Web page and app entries
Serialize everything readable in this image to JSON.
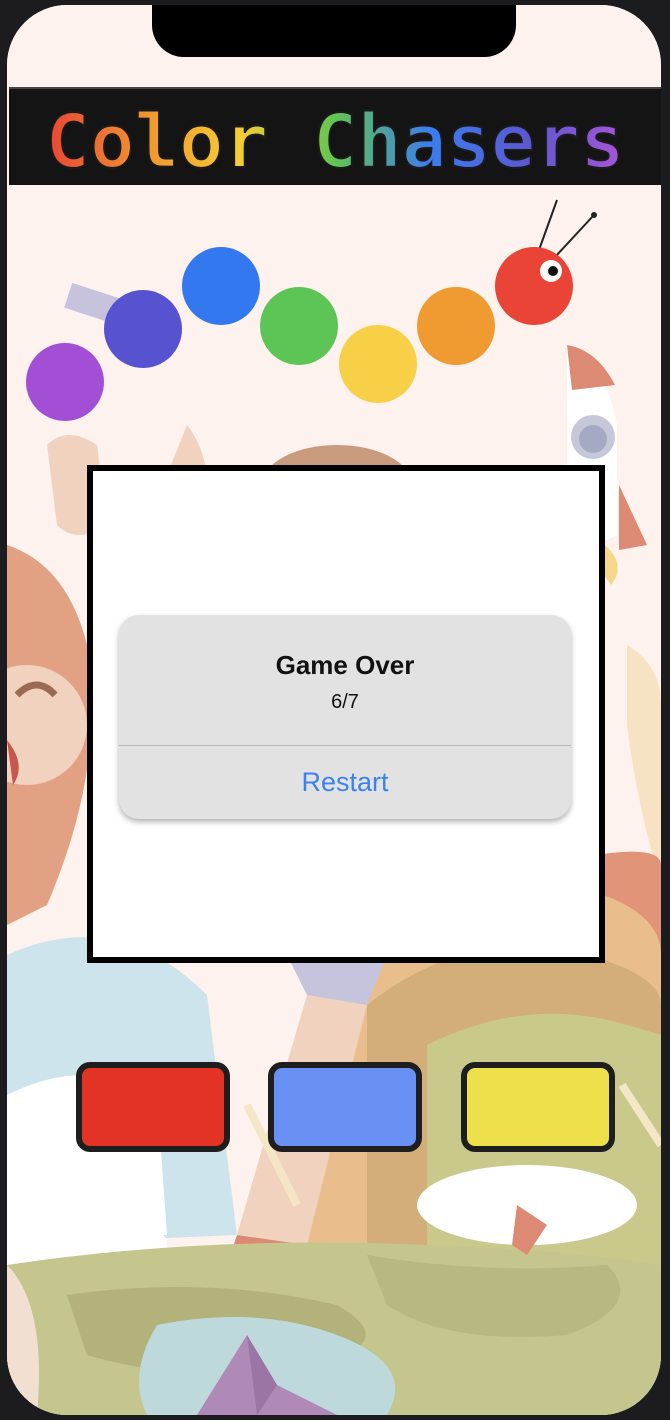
{
  "app": {
    "title": "Color Chasers"
  },
  "title_colors": [
    "#e84535",
    "#f09330",
    "#f6cd34",
    "#62c552",
    "#3b7cf0",
    "#5c58d0",
    "#a854d8"
  ],
  "caterpillar": {
    "segments": [
      "#a24fd6",
      "#5752d0",
      "#3478f0",
      "#5dc555",
      "#f8d048",
      "#f09a32"
    ],
    "head_color": "#ea4436"
  },
  "dialog": {
    "title": "Game Over",
    "message": "6/7",
    "button_label": "Restart",
    "button_color": "#3a82f0"
  },
  "color_buttons": [
    {
      "name": "red",
      "color": "#e33327"
    },
    {
      "name": "blue",
      "color": "#6890f5"
    },
    {
      "name": "yellow",
      "color": "#ede04a"
    }
  ]
}
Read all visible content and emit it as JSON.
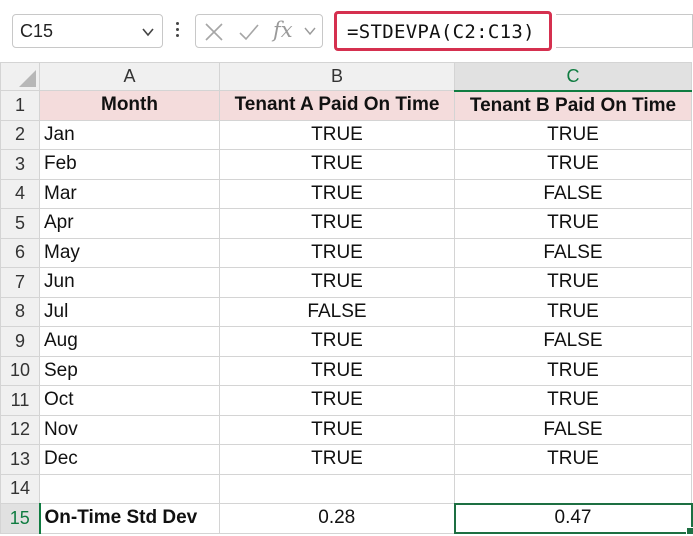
{
  "formula_bar": {
    "name_box": "C15",
    "fx_label": "fx",
    "formula": "=STDEVPA(C2:C13)",
    "icons": [
      "chevron-down-icon",
      "more-options-icon",
      "cancel-icon",
      "enter-icon",
      "function-icon",
      "chevron-down-icon"
    ]
  },
  "columns": [
    "A",
    "B",
    "C"
  ],
  "selected_column": "C",
  "selected_row": "15",
  "rows": [
    {
      "num": "1",
      "a": "Month",
      "b": "Tenant A Paid On Time",
      "c": "Tenant B Paid On Time"
    },
    {
      "num": "2",
      "a": "Jan",
      "b": "TRUE",
      "c": "TRUE"
    },
    {
      "num": "3",
      "a": "Feb",
      "b": "TRUE",
      "c": "TRUE"
    },
    {
      "num": "4",
      "a": "Mar",
      "b": "TRUE",
      "c": "FALSE"
    },
    {
      "num": "5",
      "a": "Apr",
      "b": "TRUE",
      "c": "TRUE"
    },
    {
      "num": "6",
      "a": "May",
      "b": "TRUE",
      "c": "FALSE"
    },
    {
      "num": "7",
      "a": "Jun",
      "b": "TRUE",
      "c": "TRUE"
    },
    {
      "num": "8",
      "a": "Jul",
      "b": "FALSE",
      "c": "TRUE"
    },
    {
      "num": "9",
      "a": "Aug",
      "b": "TRUE",
      "c": "FALSE"
    },
    {
      "num": "10",
      "a": "Sep",
      "b": "TRUE",
      "c": "TRUE"
    },
    {
      "num": "11",
      "a": "Oct",
      "b": "TRUE",
      "c": "TRUE"
    },
    {
      "num": "12",
      "a": "Nov",
      "b": "TRUE",
      "c": "FALSE"
    },
    {
      "num": "13",
      "a": "Dec",
      "b": "TRUE",
      "c": "TRUE"
    },
    {
      "num": "14",
      "a": "",
      "b": "",
      "c": ""
    },
    {
      "num": "15",
      "a": "On-Time Std Dev",
      "b": "0.28",
      "c": "0.47"
    }
  ],
  "colors": {
    "header_fill": "#f4dcdc",
    "formula_highlight": "#d5304f",
    "selection": "#107c41"
  }
}
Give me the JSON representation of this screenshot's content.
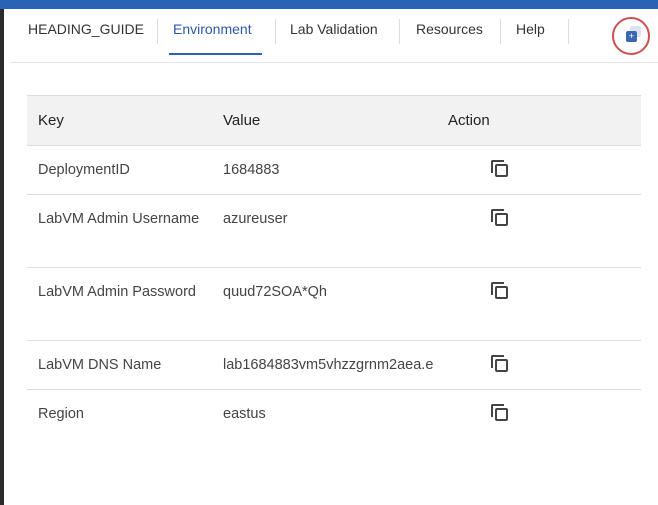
{
  "nav": {
    "tabs": [
      {
        "label": "HEADING_GUIDE"
      },
      {
        "label": "Environment",
        "active": true
      },
      {
        "label": "Lab Validation"
      },
      {
        "label": "Resources"
      },
      {
        "label": "Help"
      }
    ]
  },
  "accent": "#2a63b5",
  "fab": {
    "icon": "expand-panel-icon"
  },
  "table": {
    "headers": [
      "Key",
      "Value",
      "Action"
    ],
    "rows": [
      {
        "key": "DeploymentID",
        "value": "1684883",
        "action": "copy-icon"
      },
      {
        "key": "LabVM Admin Username",
        "value": "azureuser",
        "action": "copy-icon"
      },
      {
        "key": "LabVM Admin Password",
        "value": "quud72SOA*Qh",
        "action": "copy-icon"
      },
      {
        "key": "LabVM DNS Name",
        "value": "lab1684883vm5vhzzgrnm2aea.e",
        "action": "copy-icon"
      },
      {
        "key": "Region",
        "value": "eastus",
        "action": "copy-icon"
      }
    ]
  }
}
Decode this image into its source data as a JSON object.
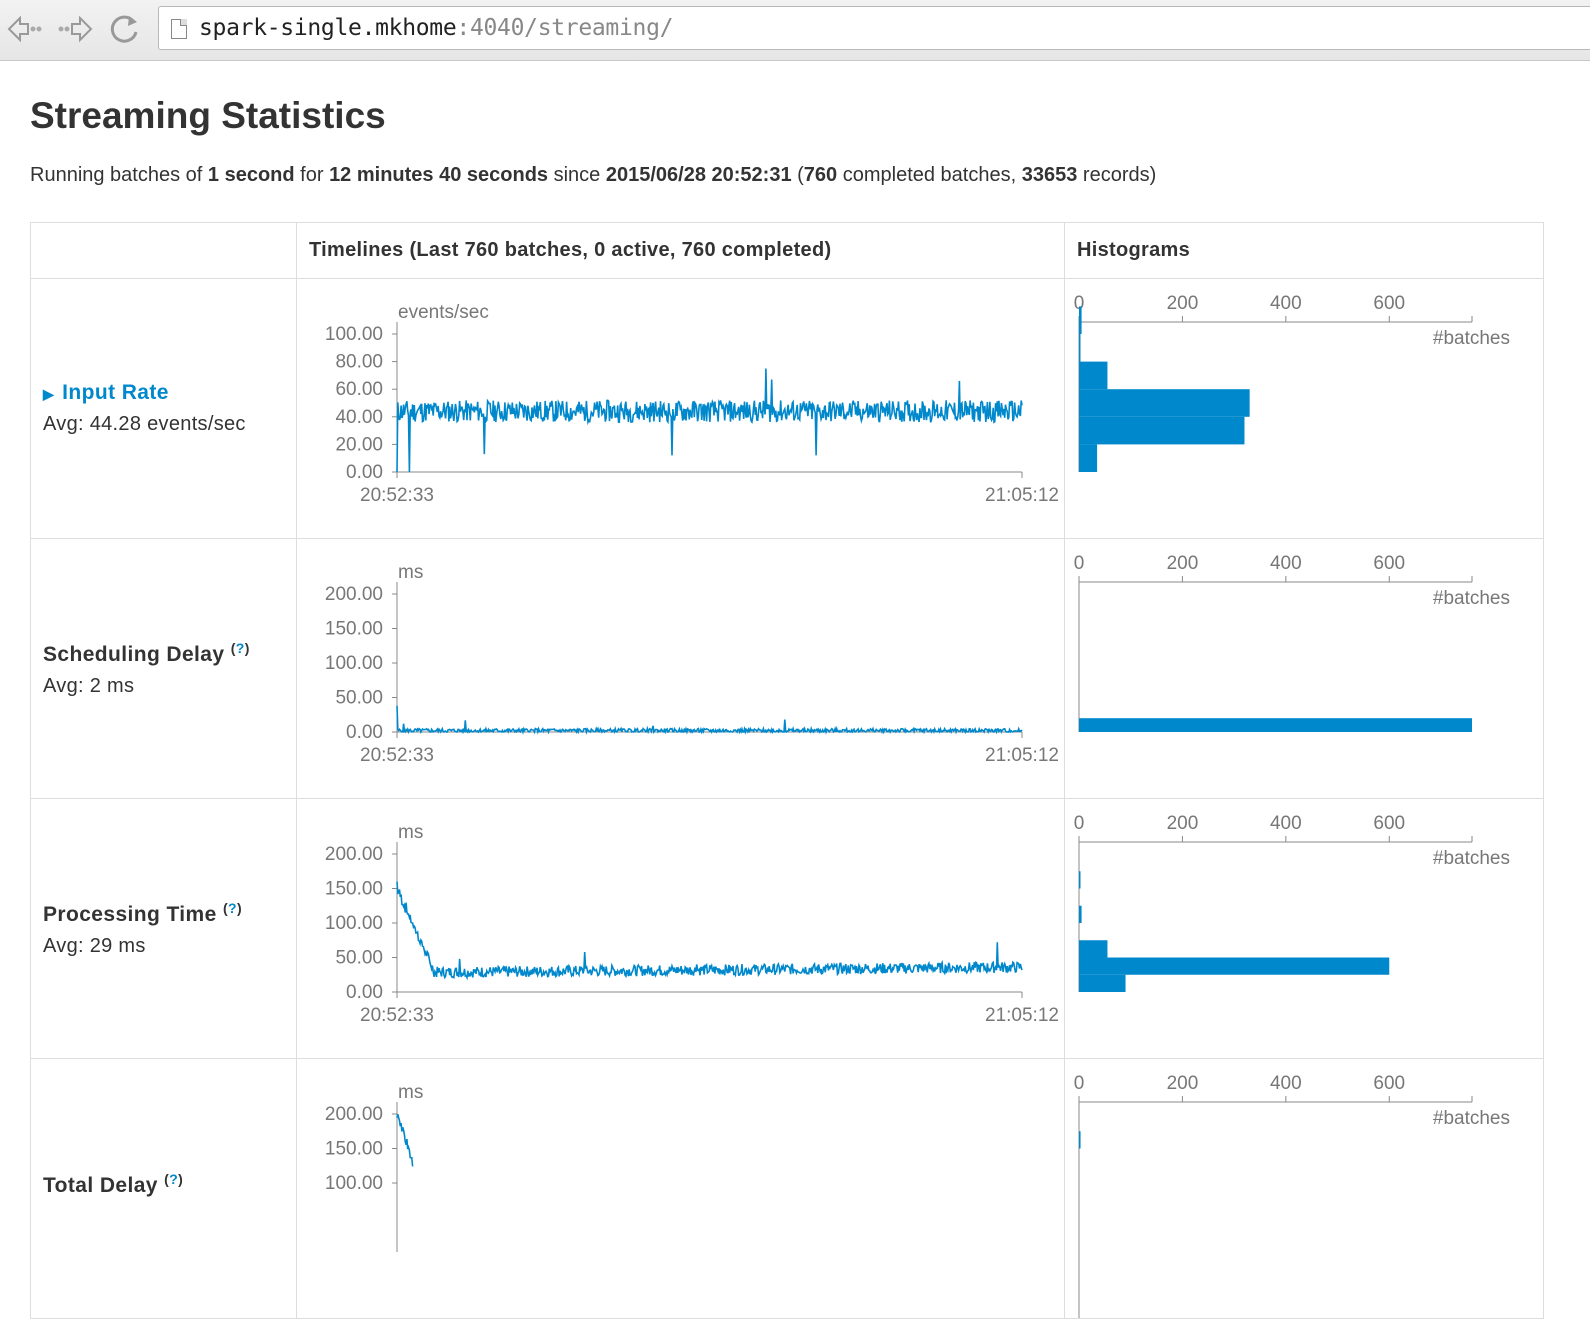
{
  "browser": {
    "url_host": "spark-single.mkhome",
    "url_rest": ":4040/streaming/",
    "back_icon": "back-arrow-icon",
    "forward_icon": "forward-arrow-icon",
    "reload_icon": "reload-icon"
  },
  "page": {
    "title": "Streaming Statistics",
    "summary": {
      "p1": "Running batches of ",
      "batch_interval": "1 second",
      "p2": " for ",
      "duration": "12 minutes 40 seconds",
      "p3": " since ",
      "start_time": "2015/06/28 20:52:31",
      "p4": " (",
      "completed_batches": "760",
      "p5": " completed batches, ",
      "records": "33653",
      "p6": " records)"
    }
  },
  "table": {
    "headers": [
      "",
      "Timelines (Last 760 batches, 0 active, 760 completed)",
      "Histograms"
    ]
  },
  "metrics": [
    {
      "name": "Input Rate",
      "avg": "Avg: 44.28 events/sec",
      "has_arrow": true,
      "help": ""
    },
    {
      "name": "Scheduling Delay",
      "avg": "Avg: 2 ms",
      "has_arrow": false,
      "help": "?"
    },
    {
      "name": "Processing Time",
      "avg": "Avg: 29 ms",
      "has_arrow": false,
      "help": "?"
    },
    {
      "name": "Total Delay",
      "avg": "",
      "has_arrow": false,
      "help": "?"
    }
  ],
  "chart_data": [
    {
      "type": "line",
      "unit": "events/sec",
      "yticks": [
        "100.00",
        "80.00",
        "60.00",
        "40.00",
        "20.00",
        "0.00"
      ],
      "ylim": [
        0,
        100
      ],
      "x_start": "20:52:33",
      "x_end": "21:05:12",
      "baseline": 44,
      "noise": 8,
      "seed": 11,
      "spikes": [
        [
          0.14,
          90
        ],
        [
          0.14,
          13
        ],
        [
          0.44,
          73
        ],
        [
          0.44,
          12
        ],
        [
          0.59,
          75
        ],
        [
          0.6,
          67
        ],
        [
          0.67,
          110
        ],
        [
          0.67,
          12
        ],
        [
          0.02,
          0
        ],
        [
          0.9,
          66
        ]
      ],
      "color": "#0088cc"
    },
    {
      "type": "line",
      "unit": "ms",
      "yticks": [
        "200.00",
        "150.00",
        "100.00",
        "50.00",
        "0.00"
      ],
      "ylim": [
        0,
        200
      ],
      "x_start": "20:52:33",
      "x_end": "21:05:12",
      "baseline": 2,
      "noise": 3,
      "seed": 5,
      "spikes": [
        [
          0.0,
          38
        ],
        [
          0.01,
          12
        ],
        [
          0.11,
          17
        ],
        [
          0.41,
          9
        ],
        [
          0.62,
          18
        ]
      ],
      "color": "#0088cc"
    },
    {
      "type": "line",
      "unit": "ms",
      "yticks": [
        "200.00",
        "150.00",
        "100.00",
        "50.00",
        "0.00"
      ],
      "ylim": [
        0,
        200
      ],
      "x_start": "20:52:33",
      "x_end": "21:05:12",
      "baseline": 28,
      "noise": 8,
      "seed": 7,
      "decay_from": 150,
      "decay_len": 0.06,
      "trend_end": 36,
      "spikes": [
        [
          0.0,
          160
        ],
        [
          0.1,
          48
        ],
        [
          0.3,
          58
        ],
        [
          0.48,
          40
        ],
        [
          0.96,
          72
        ]
      ],
      "color": "#0088cc"
    },
    {
      "type": "line",
      "unit": "ms",
      "yticks": [
        "200.00",
        "150.00",
        "100.00"
      ],
      "ylim": [
        0,
        200
      ],
      "x_start": "",
      "x_end": "",
      "baseline": 30,
      "noise": 8,
      "seed": 9,
      "decay_from": 200,
      "decay_len": 0.06,
      "spikes": [],
      "color": "#0088cc",
      "partial": true
    }
  ],
  "histograms": [
    {
      "xticks": [
        "0",
        "200",
        "400",
        "600"
      ],
      "xlabel": "#batches",
      "bins": [
        [
          100,
          5
        ],
        [
          80,
          2
        ],
        [
          60,
          55
        ],
        [
          40,
          330
        ],
        [
          20,
          320
        ],
        [
          0,
          35
        ]
      ],
      "binsize": 20
    },
    {
      "xticks": [
        "0",
        "200",
        "400",
        "600"
      ],
      "xlabel": "#batches",
      "bins": [
        [
          0,
          760
        ]
      ],
      "binsize": 20
    },
    {
      "xticks": [
        "0",
        "200",
        "400",
        "600"
      ],
      "xlabel": "#batches",
      "bins": [
        [
          150,
          2
        ],
        [
          100,
          5
        ],
        [
          50,
          55
        ],
        [
          25,
          600
        ],
        [
          0,
          90
        ]
      ],
      "binsize": 25
    },
    {
      "xticks": [
        "0",
        "200",
        "400",
        "600"
      ],
      "xlabel": "#batches",
      "bins": [
        [
          150,
          3
        ]
      ],
      "binsize": 25
    }
  ]
}
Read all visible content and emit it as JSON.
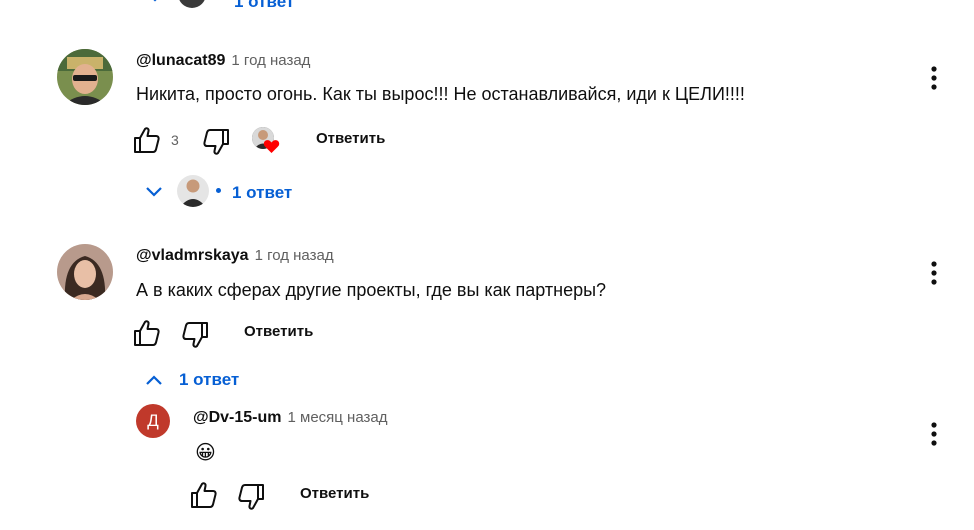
{
  "top_partial": {
    "replies_label": "1 ответ"
  },
  "comments": [
    {
      "handle": "@lunacat89",
      "time": "1 год назад",
      "text": "Никита, просто огонь. Как ты вырос!!! Не останавливайся, иди к ЦЕЛИ!!!!",
      "likes": "3",
      "reply_label": "Ответить",
      "replies_label": "1 ответ",
      "replies_expanded": false,
      "creator_heart": true
    },
    {
      "handle": "@vladmrskaya",
      "time": "1 год назад",
      "text": "А в каких сферах другие проекты, где вы как партнеры?",
      "likes": "",
      "reply_label": "Ответить",
      "replies_label": "1 ответ",
      "replies_expanded": true
    }
  ],
  "reply": {
    "avatar_letter": "Д",
    "avatar_color": "#c0392b",
    "handle": "@Dv-15-um",
    "time": "1 месяц назад",
    "text": "😀",
    "reply_label": "Ответить"
  },
  "colors": {
    "link": "#065fd4",
    "meta": "#606060",
    "text": "#0f0f0f",
    "heart": "#ff0000"
  },
  "icons": [
    "like-icon",
    "dislike-icon",
    "more-vert-icon",
    "chevron-down-icon",
    "chevron-up-icon",
    "heart-icon"
  ]
}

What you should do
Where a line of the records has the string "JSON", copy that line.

Exercise solution
Serialize everything readable in this image to JSON.
Read all visible content and emit it as JSON.
Give me the JSON representation of this screenshot's content.
Decode this image into its source data as a JSON object.
Read all visible content and emit it as JSON.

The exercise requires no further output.